[Records drawn from a dataset]
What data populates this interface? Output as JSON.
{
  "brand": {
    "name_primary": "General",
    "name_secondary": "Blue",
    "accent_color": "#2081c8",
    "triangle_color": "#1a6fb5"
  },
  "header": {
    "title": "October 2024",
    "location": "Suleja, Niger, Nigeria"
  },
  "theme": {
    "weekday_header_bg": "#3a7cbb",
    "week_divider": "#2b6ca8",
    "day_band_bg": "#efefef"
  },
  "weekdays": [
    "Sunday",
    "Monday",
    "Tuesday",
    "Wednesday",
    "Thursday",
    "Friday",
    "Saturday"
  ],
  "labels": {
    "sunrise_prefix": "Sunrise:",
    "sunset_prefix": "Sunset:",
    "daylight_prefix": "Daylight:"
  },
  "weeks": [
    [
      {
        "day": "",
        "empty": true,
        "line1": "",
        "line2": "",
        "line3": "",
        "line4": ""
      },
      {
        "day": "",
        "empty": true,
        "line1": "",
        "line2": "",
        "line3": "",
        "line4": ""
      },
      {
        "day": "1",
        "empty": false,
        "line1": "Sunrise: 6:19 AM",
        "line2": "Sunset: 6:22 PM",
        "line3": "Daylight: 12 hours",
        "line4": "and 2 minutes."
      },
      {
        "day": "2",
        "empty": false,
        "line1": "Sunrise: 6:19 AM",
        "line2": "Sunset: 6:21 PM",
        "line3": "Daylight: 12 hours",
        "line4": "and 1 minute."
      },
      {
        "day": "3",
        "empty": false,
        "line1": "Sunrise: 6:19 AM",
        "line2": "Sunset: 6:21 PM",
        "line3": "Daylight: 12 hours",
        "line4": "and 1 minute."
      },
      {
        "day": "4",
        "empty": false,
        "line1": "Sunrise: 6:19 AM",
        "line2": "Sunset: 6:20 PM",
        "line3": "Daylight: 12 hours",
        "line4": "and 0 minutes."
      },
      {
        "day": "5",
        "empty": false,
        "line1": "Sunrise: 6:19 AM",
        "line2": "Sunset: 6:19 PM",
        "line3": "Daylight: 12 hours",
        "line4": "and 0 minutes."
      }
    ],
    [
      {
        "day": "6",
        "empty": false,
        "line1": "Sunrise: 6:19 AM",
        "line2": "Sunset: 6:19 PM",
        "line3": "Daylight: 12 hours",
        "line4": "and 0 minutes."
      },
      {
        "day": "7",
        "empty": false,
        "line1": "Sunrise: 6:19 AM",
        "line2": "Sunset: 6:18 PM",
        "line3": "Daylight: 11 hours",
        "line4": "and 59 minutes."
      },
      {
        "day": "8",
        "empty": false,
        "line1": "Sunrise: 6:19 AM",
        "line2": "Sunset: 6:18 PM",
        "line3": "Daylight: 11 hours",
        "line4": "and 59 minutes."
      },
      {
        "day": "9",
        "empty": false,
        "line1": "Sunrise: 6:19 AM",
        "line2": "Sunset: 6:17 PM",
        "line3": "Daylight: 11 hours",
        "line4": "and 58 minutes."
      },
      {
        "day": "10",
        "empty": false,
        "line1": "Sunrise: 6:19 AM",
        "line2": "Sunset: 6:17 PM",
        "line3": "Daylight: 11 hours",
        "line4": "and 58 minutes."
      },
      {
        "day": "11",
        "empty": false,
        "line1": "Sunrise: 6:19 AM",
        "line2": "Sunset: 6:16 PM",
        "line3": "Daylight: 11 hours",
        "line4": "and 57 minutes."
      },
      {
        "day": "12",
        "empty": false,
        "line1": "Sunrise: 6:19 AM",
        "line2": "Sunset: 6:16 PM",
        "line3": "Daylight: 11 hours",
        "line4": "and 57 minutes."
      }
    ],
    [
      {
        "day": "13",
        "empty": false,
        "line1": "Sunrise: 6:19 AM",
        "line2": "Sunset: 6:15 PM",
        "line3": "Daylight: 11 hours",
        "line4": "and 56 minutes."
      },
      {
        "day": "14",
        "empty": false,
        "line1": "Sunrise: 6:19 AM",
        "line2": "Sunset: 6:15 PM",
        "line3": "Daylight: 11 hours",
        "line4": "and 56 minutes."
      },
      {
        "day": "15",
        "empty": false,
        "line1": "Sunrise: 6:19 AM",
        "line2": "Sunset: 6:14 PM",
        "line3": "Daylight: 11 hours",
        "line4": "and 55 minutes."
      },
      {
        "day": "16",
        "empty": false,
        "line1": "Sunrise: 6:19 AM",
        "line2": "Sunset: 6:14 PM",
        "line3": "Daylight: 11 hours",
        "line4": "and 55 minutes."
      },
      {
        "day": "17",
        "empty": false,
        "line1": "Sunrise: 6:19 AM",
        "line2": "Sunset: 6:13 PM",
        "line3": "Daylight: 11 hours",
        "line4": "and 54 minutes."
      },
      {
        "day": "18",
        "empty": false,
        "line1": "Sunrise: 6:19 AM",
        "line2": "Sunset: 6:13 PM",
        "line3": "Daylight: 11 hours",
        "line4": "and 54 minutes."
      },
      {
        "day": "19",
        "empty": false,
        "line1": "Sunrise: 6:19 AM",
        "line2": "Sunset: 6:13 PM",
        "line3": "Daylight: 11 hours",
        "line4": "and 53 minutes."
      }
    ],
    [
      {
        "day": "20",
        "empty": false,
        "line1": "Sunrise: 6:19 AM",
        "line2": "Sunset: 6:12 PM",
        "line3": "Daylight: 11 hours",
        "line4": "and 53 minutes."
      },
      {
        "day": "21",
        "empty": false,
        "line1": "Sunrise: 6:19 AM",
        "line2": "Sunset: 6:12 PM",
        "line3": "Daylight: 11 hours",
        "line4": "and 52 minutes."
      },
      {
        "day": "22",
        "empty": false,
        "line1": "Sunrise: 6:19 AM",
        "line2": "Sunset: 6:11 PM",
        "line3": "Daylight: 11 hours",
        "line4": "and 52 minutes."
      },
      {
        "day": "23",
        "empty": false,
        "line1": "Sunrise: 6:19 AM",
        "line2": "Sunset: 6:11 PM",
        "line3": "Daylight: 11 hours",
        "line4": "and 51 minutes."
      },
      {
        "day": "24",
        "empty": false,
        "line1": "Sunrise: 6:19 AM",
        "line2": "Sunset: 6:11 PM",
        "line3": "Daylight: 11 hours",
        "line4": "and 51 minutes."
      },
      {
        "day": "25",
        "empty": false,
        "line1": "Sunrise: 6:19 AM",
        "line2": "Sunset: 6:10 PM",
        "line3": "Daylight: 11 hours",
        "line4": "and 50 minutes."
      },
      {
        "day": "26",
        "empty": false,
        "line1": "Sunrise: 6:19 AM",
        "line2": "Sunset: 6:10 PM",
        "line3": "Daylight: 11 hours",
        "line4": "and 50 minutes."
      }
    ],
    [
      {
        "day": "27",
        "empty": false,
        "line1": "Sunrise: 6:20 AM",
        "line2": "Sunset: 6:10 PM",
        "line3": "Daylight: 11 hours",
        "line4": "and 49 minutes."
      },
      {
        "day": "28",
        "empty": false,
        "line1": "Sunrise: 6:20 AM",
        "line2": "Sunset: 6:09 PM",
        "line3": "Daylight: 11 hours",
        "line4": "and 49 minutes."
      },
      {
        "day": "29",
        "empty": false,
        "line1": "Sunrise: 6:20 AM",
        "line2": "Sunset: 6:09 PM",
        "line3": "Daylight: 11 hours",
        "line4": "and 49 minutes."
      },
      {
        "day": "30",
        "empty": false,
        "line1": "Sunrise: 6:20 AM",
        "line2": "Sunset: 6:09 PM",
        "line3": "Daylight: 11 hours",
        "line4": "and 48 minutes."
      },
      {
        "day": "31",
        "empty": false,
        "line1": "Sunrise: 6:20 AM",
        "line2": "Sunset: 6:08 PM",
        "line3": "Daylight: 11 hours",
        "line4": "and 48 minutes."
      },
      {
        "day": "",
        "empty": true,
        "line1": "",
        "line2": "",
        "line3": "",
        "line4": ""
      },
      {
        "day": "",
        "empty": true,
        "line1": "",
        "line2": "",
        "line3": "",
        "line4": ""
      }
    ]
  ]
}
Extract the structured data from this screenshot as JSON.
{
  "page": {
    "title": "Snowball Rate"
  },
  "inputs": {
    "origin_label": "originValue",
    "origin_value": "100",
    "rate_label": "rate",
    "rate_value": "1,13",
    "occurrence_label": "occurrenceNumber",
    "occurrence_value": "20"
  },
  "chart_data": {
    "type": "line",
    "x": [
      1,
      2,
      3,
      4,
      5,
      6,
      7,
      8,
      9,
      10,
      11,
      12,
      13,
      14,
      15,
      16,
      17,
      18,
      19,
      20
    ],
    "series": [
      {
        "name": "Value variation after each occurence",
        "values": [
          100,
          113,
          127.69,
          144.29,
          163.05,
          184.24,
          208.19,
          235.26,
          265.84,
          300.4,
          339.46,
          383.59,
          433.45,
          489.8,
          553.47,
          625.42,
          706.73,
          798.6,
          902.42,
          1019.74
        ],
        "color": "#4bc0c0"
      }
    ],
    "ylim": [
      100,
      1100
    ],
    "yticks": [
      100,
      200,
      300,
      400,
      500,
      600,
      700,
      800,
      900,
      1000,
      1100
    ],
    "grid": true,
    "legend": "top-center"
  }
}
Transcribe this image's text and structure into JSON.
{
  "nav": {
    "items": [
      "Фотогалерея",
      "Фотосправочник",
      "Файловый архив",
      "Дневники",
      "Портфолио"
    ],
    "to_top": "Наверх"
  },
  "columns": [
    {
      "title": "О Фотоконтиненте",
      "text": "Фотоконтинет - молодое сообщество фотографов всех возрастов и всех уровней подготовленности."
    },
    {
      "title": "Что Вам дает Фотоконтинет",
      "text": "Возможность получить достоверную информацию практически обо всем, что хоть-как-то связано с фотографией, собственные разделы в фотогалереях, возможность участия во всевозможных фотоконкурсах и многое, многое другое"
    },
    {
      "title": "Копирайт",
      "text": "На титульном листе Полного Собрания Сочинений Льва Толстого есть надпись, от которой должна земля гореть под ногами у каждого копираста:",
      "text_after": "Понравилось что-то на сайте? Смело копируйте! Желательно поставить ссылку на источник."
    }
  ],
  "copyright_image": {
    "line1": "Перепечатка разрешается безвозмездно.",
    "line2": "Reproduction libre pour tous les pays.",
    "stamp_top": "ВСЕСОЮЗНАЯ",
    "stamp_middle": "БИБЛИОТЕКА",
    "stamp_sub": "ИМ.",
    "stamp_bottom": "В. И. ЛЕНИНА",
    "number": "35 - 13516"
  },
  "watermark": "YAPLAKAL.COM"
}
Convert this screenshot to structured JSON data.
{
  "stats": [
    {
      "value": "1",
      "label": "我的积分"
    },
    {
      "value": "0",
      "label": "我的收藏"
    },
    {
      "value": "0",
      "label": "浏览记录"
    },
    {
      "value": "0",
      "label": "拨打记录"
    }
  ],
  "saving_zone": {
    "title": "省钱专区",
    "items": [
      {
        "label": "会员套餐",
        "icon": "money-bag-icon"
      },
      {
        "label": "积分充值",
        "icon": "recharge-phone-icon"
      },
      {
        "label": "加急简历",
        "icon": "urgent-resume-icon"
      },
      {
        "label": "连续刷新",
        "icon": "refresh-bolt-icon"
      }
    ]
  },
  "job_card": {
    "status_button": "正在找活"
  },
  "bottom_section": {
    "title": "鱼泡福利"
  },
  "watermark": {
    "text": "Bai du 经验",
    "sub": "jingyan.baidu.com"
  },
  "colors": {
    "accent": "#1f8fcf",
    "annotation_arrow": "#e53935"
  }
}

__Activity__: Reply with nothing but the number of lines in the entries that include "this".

__Written response__: 4